A high-powered secret panel raised by the Federal Government to unravel the mystery behind the alleged involvement of the president of the Christian Association of Nigeria (CAN), Pastor Ayo Oritsejafor and ex-militant, Mujahideen Asari Dokubo in the botched $9.3million arms deal in South Africa, has cleared both men of any complicity in the matter.
Recall that a private aircraft belonging to Oritsejafor last month conveyed some unnamed persons and cash to South Africa, with the aim of purchasing arms from the black market to help bolster Nigeria’s fight against insurgency in the North-East.
But following the seizure of the $9.3 million cash meant to finance the deal by South African authorities and the initial slow response of the government to the issue, there were widespread speculations in the media that the CAN president was a financier of insurgency in the country.
There were also speculations that one of the two Nigerians aboard the aircraft, which was briefly detained in South Africa alongside an Israeli security consultant, was the former Niger Delta militant.

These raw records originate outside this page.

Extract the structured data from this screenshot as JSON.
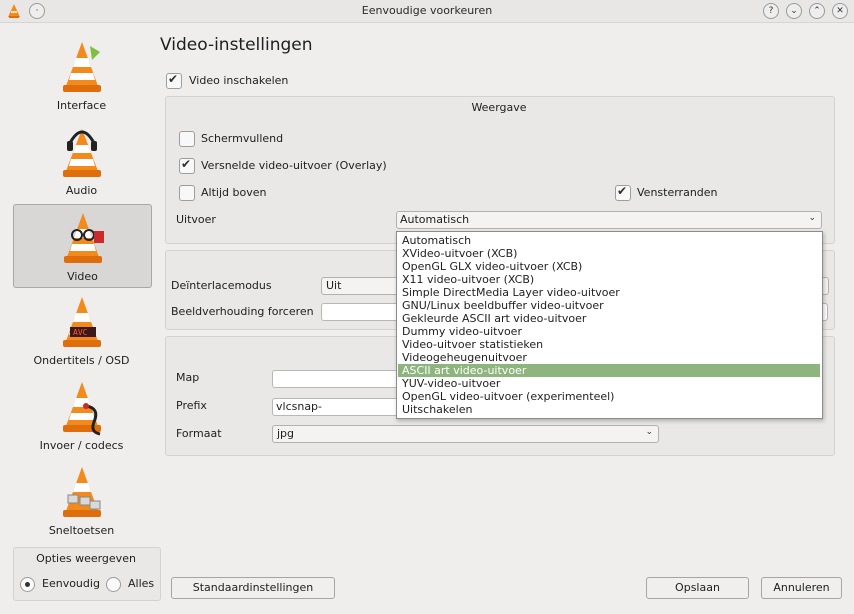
{
  "window": {
    "title": "Eenvoudige voorkeuren",
    "buttons": [
      "?",
      "⌄",
      "⌃",
      "✕"
    ]
  },
  "sidebar": {
    "items": [
      {
        "label": "Interface"
      },
      {
        "label": "Audio"
      },
      {
        "label": "Video"
      },
      {
        "label": "Ondertitels / OSD"
      },
      {
        "label": "Invoer / codecs"
      },
      {
        "label": "Sneltoetsen"
      }
    ],
    "options_title": "Opties weergeven",
    "option_simple": "Eenvoudig",
    "option_all": "Alles"
  },
  "page": {
    "title": "Video-instellingen",
    "enable_video": "Video inschakelen",
    "display": {
      "title": "Weergave",
      "fullscreen": "Schermvullend",
      "overlay": "Versnelde video-uitvoer (Overlay)",
      "always_on_top": "Altijd boven",
      "window_decorations": "Vensterranden",
      "output_label": "Uitvoer",
      "output_value": "Automatisch"
    },
    "video": {
      "deinterlace_label": "Deïnterlacemodus",
      "deinterlace_value": "Uit",
      "aspect_label": "Beeldverhouding forceren",
      "aspect_value": ""
    },
    "snapshot": {
      "map_label": "Map",
      "map_value": "",
      "prefix_label": "Prefix",
      "prefix_value": "vlcsnap-",
      "format_label": "Formaat",
      "format_value": "jpg"
    },
    "dropdown": [
      "Automatisch",
      "XVideo-uitvoer (XCB)",
      "OpenGL GLX video-uitvoer (XCB)",
      "X11 video-uitvoer (XCB)",
      "Simple DirectMedia Layer video-uitvoer",
      "GNU/Linux beeldbuffer video-uitvoer",
      "Gekleurde ASCII art video-uitvoer",
      "Dummy video-uitvoer",
      "Video-uitvoer statistieken",
      "Videogeheugenuitvoer",
      "ASCII art video-uitvoer",
      "YUV-video-uitvoer",
      "OpenGL video-uitvoer (experimenteel)",
      "Uitschakelen"
    ],
    "dropdown_highlight_index": 10
  },
  "footer": {
    "reset": "Standaardinstellingen",
    "save": "Opslaan",
    "cancel": "Annuleren"
  },
  "colors": {
    "highlight": "#8fb57f",
    "cone_orange": "#f28a1c"
  }
}
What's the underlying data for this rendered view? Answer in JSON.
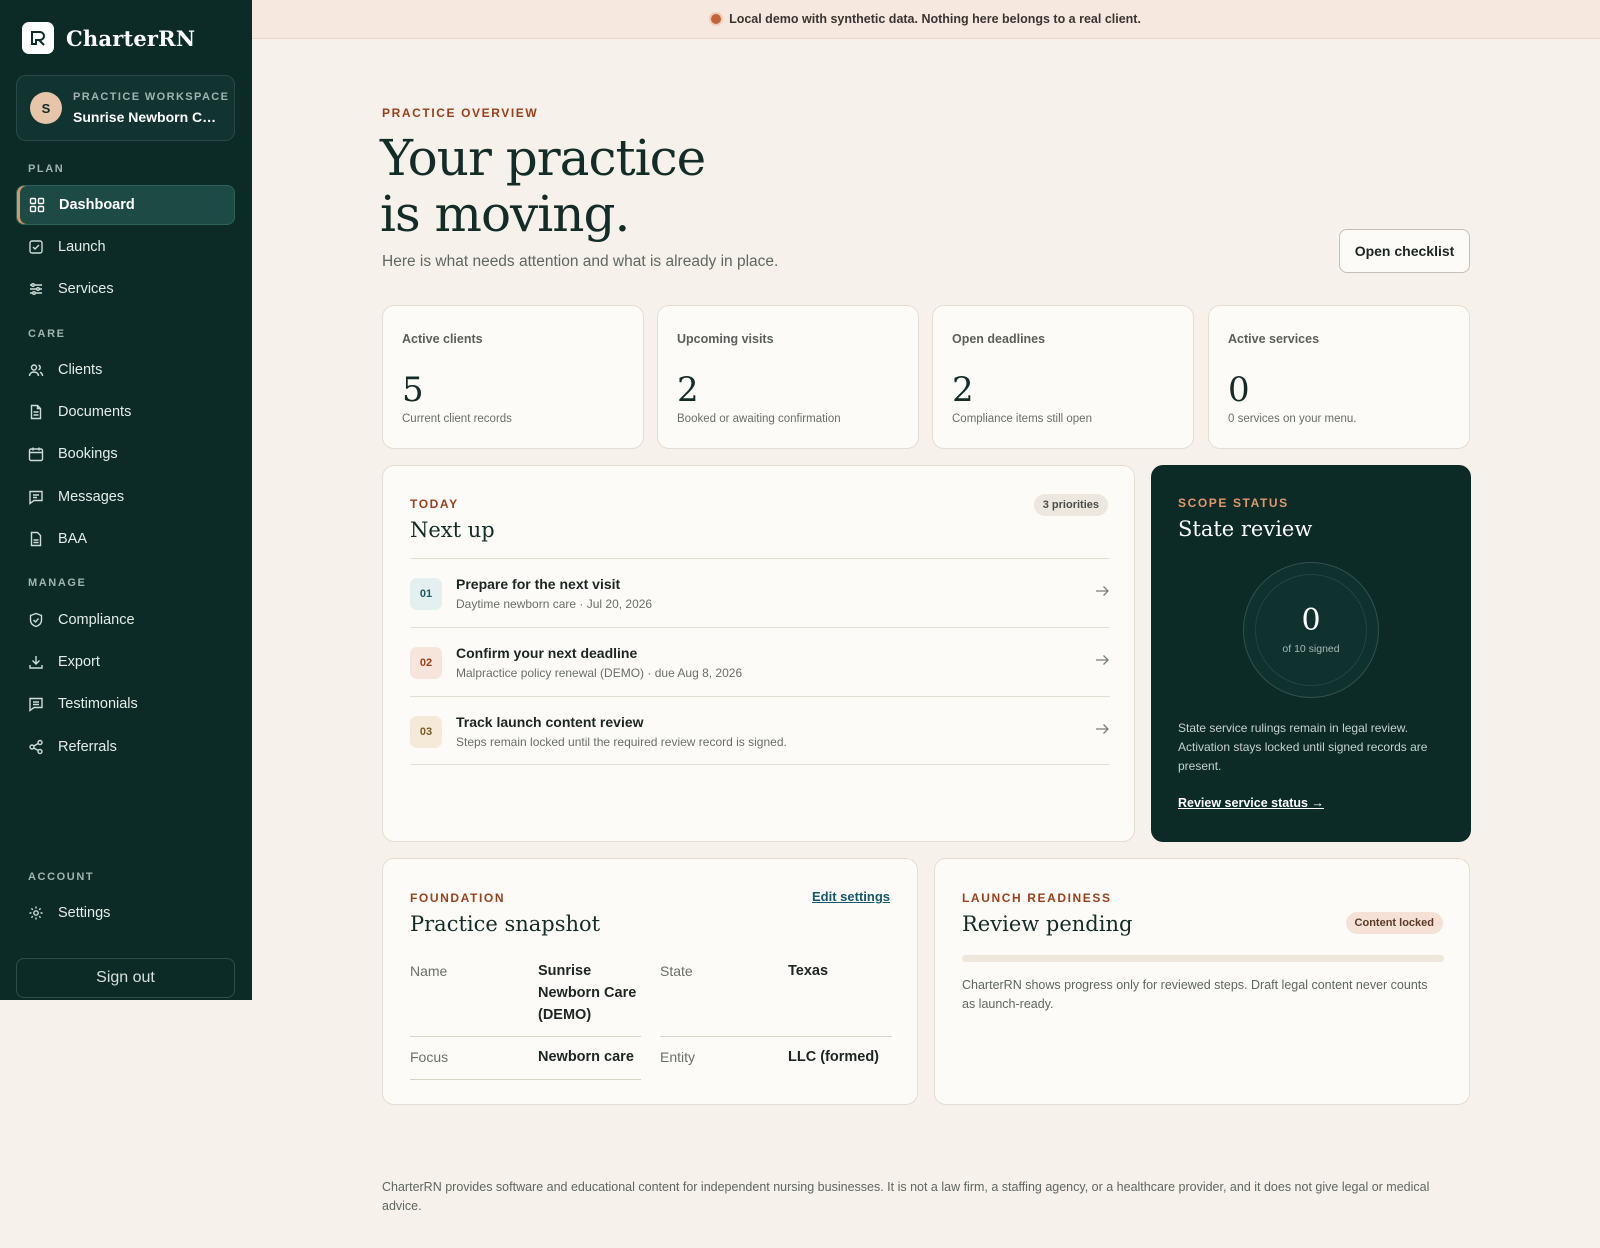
{
  "brand": {
    "name": "CharterRN"
  },
  "workspace": {
    "label": "PRACTICE WORKSPACE",
    "name": "Sunrise Newborn Car...",
    "initial": "S"
  },
  "nav": {
    "sections": {
      "plan": "PLAN",
      "care": "CARE",
      "manage": "MANAGE",
      "account": "ACCOUNT"
    },
    "items": [
      {
        "label": "Dashboard",
        "icon": "grid-icon",
        "active": true
      },
      {
        "label": "Launch",
        "icon": "checkbox-icon"
      },
      {
        "label": "Services",
        "icon": "sliders-icon"
      },
      {
        "label": "Clients",
        "icon": "users-icon"
      },
      {
        "label": "Documents",
        "icon": "document-icon"
      },
      {
        "label": "Bookings",
        "icon": "calendar-icon"
      },
      {
        "label": "Messages",
        "icon": "message-icon"
      },
      {
        "label": "BAA",
        "icon": "file-icon"
      },
      {
        "label": "Compliance",
        "icon": "shield-icon"
      },
      {
        "label": "Export",
        "icon": "download-icon"
      },
      {
        "label": "Testimonials",
        "icon": "quote-icon"
      },
      {
        "label": "Referrals",
        "icon": "share-icon"
      },
      {
        "label": "Settings",
        "icon": "gear-icon"
      }
    ],
    "sign_out": "Sign out"
  },
  "banner": {
    "text": "Local demo with synthetic data. Nothing here belongs to a real client."
  },
  "header": {
    "eyebrow": "PRACTICE OVERVIEW",
    "title_line1": "Your practice",
    "title_line2": "is moving.",
    "subtitle": "Here is what needs attention and what is already in place.",
    "checklist_button": "Open checklist"
  },
  "stats": [
    {
      "label": "Active clients",
      "value": "5",
      "note": "Current client records"
    },
    {
      "label": "Upcoming visits",
      "value": "2",
      "note": "Booked or awaiting confirmation"
    },
    {
      "label": "Open deadlines",
      "value": "2",
      "note": "Compliance items still open"
    },
    {
      "label": "Active services",
      "value": "0",
      "note": "0 services on your menu."
    }
  ],
  "next_up": {
    "eyebrow": "TODAY",
    "title": "Next up",
    "badge": "3 priorities",
    "tasks": [
      {
        "num": "01",
        "title": "Prepare for the next visit",
        "sub": "Daytime newborn care · Jul 20, 2026",
        "color": "#e3f0ef",
        "text_color": "#1f5a5e"
      },
      {
        "num": "02",
        "title": "Confirm your next deadline",
        "sub": "Malpractice policy renewal (DEMO) · due Aug 8, 2026",
        "color": "#f7e4da",
        "text_color": "#9a3f1c"
      },
      {
        "num": "03",
        "title": "Track launch content review",
        "sub": "Steps remain locked until the required review record is signed.",
        "color": "#f5ead8",
        "text_color": "#7a5a22"
      }
    ]
  },
  "scope": {
    "eyebrow": "SCOPE STATUS",
    "title": "State review",
    "value": "0",
    "value_sub": "of 10 signed",
    "signed": 0,
    "total": 10,
    "text": "State service rulings remain in legal review. Activation stays locked until signed records are present.",
    "link": "Review service status →"
  },
  "snapshot": {
    "eyebrow": "FOUNDATION",
    "title": "Practice snapshot",
    "edit": "Edit settings",
    "fields": {
      "name_label": "Name",
      "name_value": "Sunrise Newborn Care (DEMO)",
      "state_label": "State",
      "state_value": "Texas",
      "focus_label": "Focus",
      "focus_value": "Newborn care",
      "entity_label": "Entity",
      "entity_value": "LLC (formed)"
    }
  },
  "readiness": {
    "eyebrow": "LAUNCH READINESS",
    "title": "Review pending",
    "badge": "Content locked",
    "progress": 0,
    "text": "CharterRN shows progress only for reviewed steps. Draft legal content never counts as launch-ready."
  },
  "footer": {
    "text": "CharterRN provides software and educational content for independent nursing businesses. It is not a law firm, a staffing agency, or a healthcare provider, and it does not give legal or medical advice."
  },
  "colors": {
    "sidebar": "#0c2b27",
    "accent": "#9a3f1c",
    "background": "#f6f1ea"
  }
}
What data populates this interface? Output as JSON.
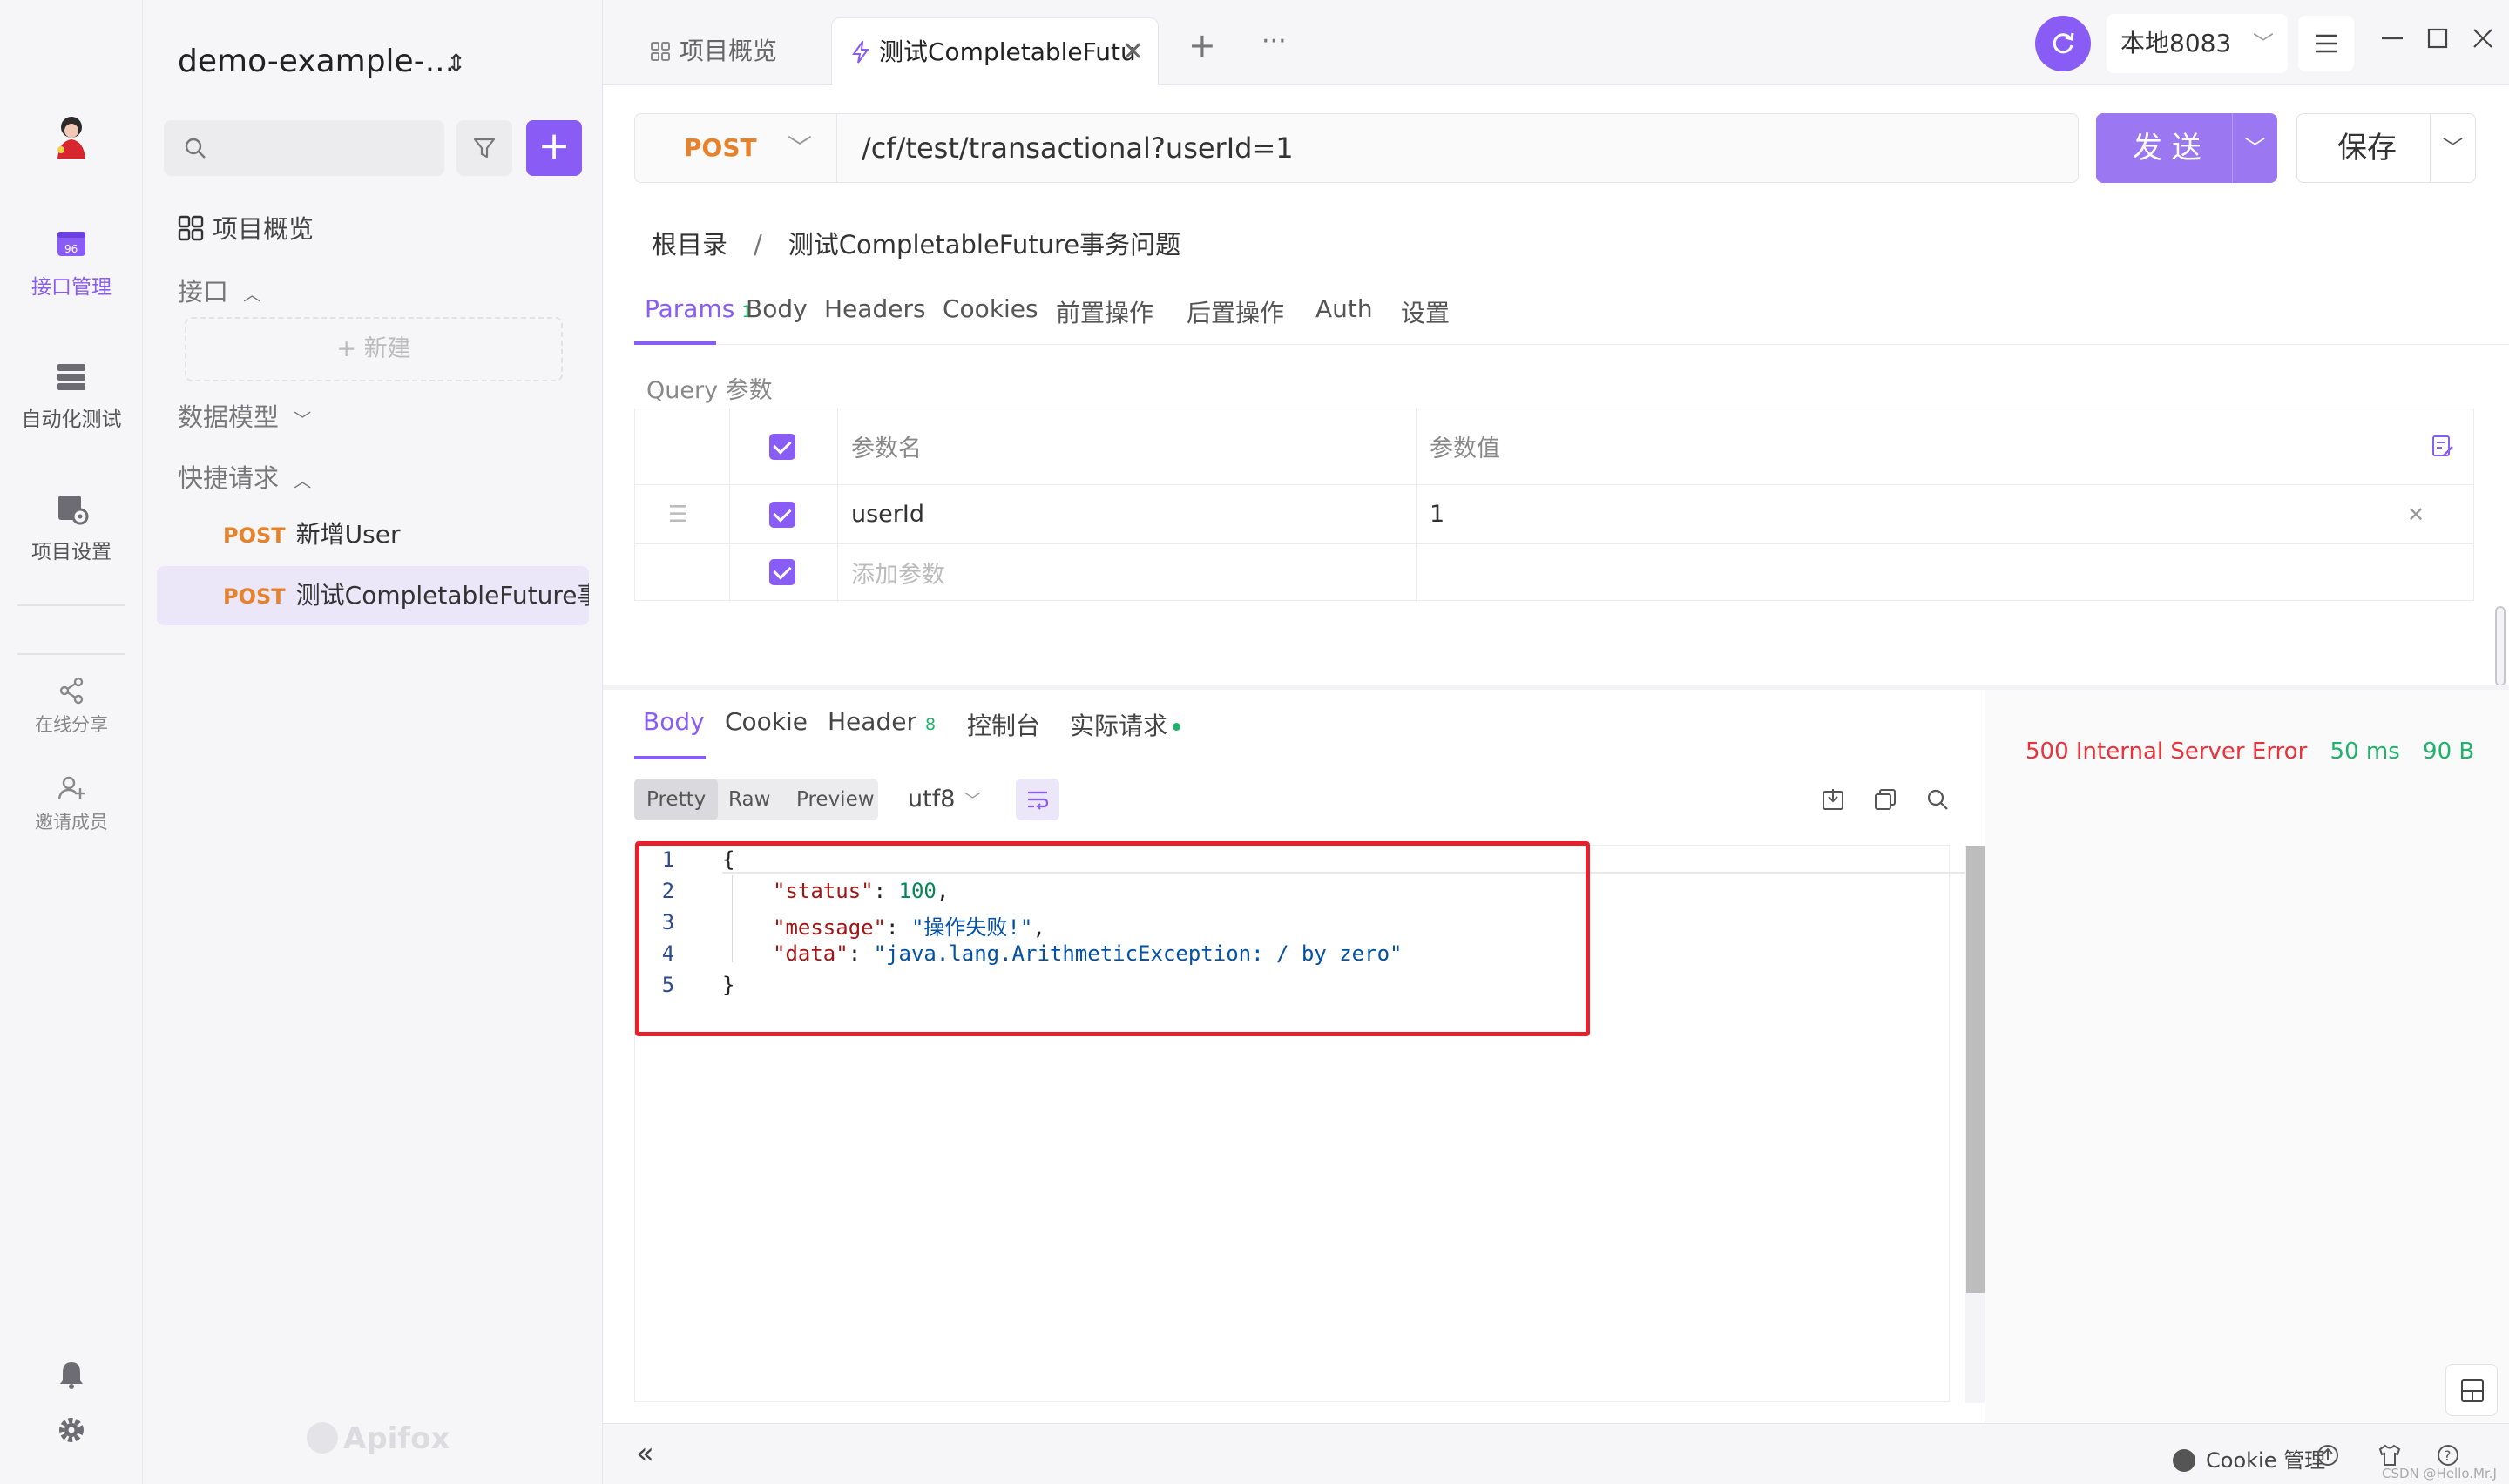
{
  "rail": {
    "items": [
      {
        "label": "接口管理",
        "icon": "api-management-icon",
        "active": true
      },
      {
        "label": "自动化测试",
        "icon": "automation-test-icon",
        "active": false
      },
      {
        "label": "项目设置",
        "icon": "project-settings-icon",
        "active": false
      }
    ],
    "share_label": "在线分享",
    "invite_label": "邀请成员"
  },
  "sidebar": {
    "project_name": "demo-example-...",
    "overview_label": "项目概览",
    "interfaces_label": "接口",
    "new_label": "+ 新建",
    "data_models_label": "数据模型",
    "quick_requests_label": "快捷请求",
    "requests": [
      {
        "method": "POST",
        "name": "新增User",
        "selected": false
      },
      {
        "method": "POST",
        "name": "测试CompletableFuture事...",
        "selected": true
      }
    ],
    "brand": "Apifox"
  },
  "tabs": [
    {
      "label": "项目概览",
      "active": false
    },
    {
      "label": "测试CompletableFutu",
      "active": true
    }
  ],
  "env": {
    "name": "本地8083"
  },
  "request": {
    "method": "POST",
    "url": "/cf/test/transactional?userId=1",
    "send_label": "发 送",
    "save_label": "保存"
  },
  "breadcrumb": {
    "root": "根目录",
    "separator": "/",
    "current": "测试CompletableFuture事务问题"
  },
  "param_tabs": [
    {
      "label": "Params",
      "count": "1",
      "active": true
    },
    {
      "label": "Body"
    },
    {
      "label": "Headers"
    },
    {
      "label": "Cookies"
    },
    {
      "label": "前置操作"
    },
    {
      "label": "后置操作"
    },
    {
      "label": "Auth"
    },
    {
      "label": "设置"
    }
  ],
  "query": {
    "section_label": "Query 参数",
    "col_name": "参数名",
    "col_value": "参数值",
    "rows": [
      {
        "name": "userId",
        "value": "1"
      }
    ],
    "add_placeholder": "添加参数"
  },
  "response": {
    "tabs": [
      {
        "label": "Body",
        "active": true
      },
      {
        "label": "Cookie"
      },
      {
        "label": "Header",
        "count": "8"
      },
      {
        "label": "控制台"
      },
      {
        "label": "实际请求"
      }
    ],
    "views": [
      "Pretty",
      "Raw",
      "Preview"
    ],
    "encoding": "utf8",
    "status": "500 Internal Server Error",
    "time": "50 ms",
    "size": "90 B",
    "line_numbers": [
      "1",
      "2",
      "3",
      "4",
      "5"
    ],
    "json_lines": {
      "open": "{",
      "status_key": "\"status\"",
      "status_val": "100",
      "message_key": "\"message\"",
      "message_val": "\"操作失败!\"",
      "data_key": "\"data\"",
      "data_val": "\"java.lang.ArithmeticException: / by zero\"",
      "close": "}"
    }
  },
  "footer": {
    "cookie_label": "Cookie 管理",
    "watermark": "CSDN @Hello.Mr.J"
  },
  "colors": {
    "accent": "#8a5cf6",
    "post": "#e6822b",
    "error": "#e8333c",
    "ok": "#20b26b",
    "highlight_box": "#e8202b"
  }
}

But the panel, whose members’ identities were kept secret last night, said it was statutory and legitimate for the Office of the National Security Adviser (ONSA) to issue end-user certificate for arms transactions and therefore, dismissed the speculation that the deal was illegal.
According to an impeccable source in Abuja, the panel had submitted its findings to the Presidency.
PRNigeria, a media outfit with close affiliation to Nigeria’s security agencies, released a statement on Tuesday night confirming the development.
The statement said: “A Special Team, comprising security agents, intelligence experts and officials of the Ministry of Foreign Affairs has investigated the $9.3m cash-for- arms deal and submitted its report to the Presidency.
“The committee confirmed that the President of the Christian Association of Nigeria, Pastor Ayo Oritsejafor, had no connection with the transaction.
“It was true that the CAN President’s jet was used, but we found out that it was without his knowledge. As at the time in question, the aircraft was on lease. And you may be aware that the lease trend is peculiar to private jet owners in the country.
“It is the view of the committee that Oritsejafor cannot be held liable for any shuttle made by a lease firm.
“As for the manifest of the plane, the committee also discovered that the Niger Delta activist, Mujaheedin Asari-Dokubo, was not among those on board the transaction aircraft. There was no mention of Dokubo in the manifest presented during the investigation”.
The statement added: “The committee’s findings revealed that the Office of the National Security Adviser (ONSA) has the statutory and legitimate mandate to issue end-user certificate for such arms transactions. The imputations surrounding the role of the ONSA were unfounded, baseless and ill-motivated.
“The decision of South Africa to return $15million to Nigeria lent credence to the legality of the transaction. Certainly, Nigeria had no case to answer”.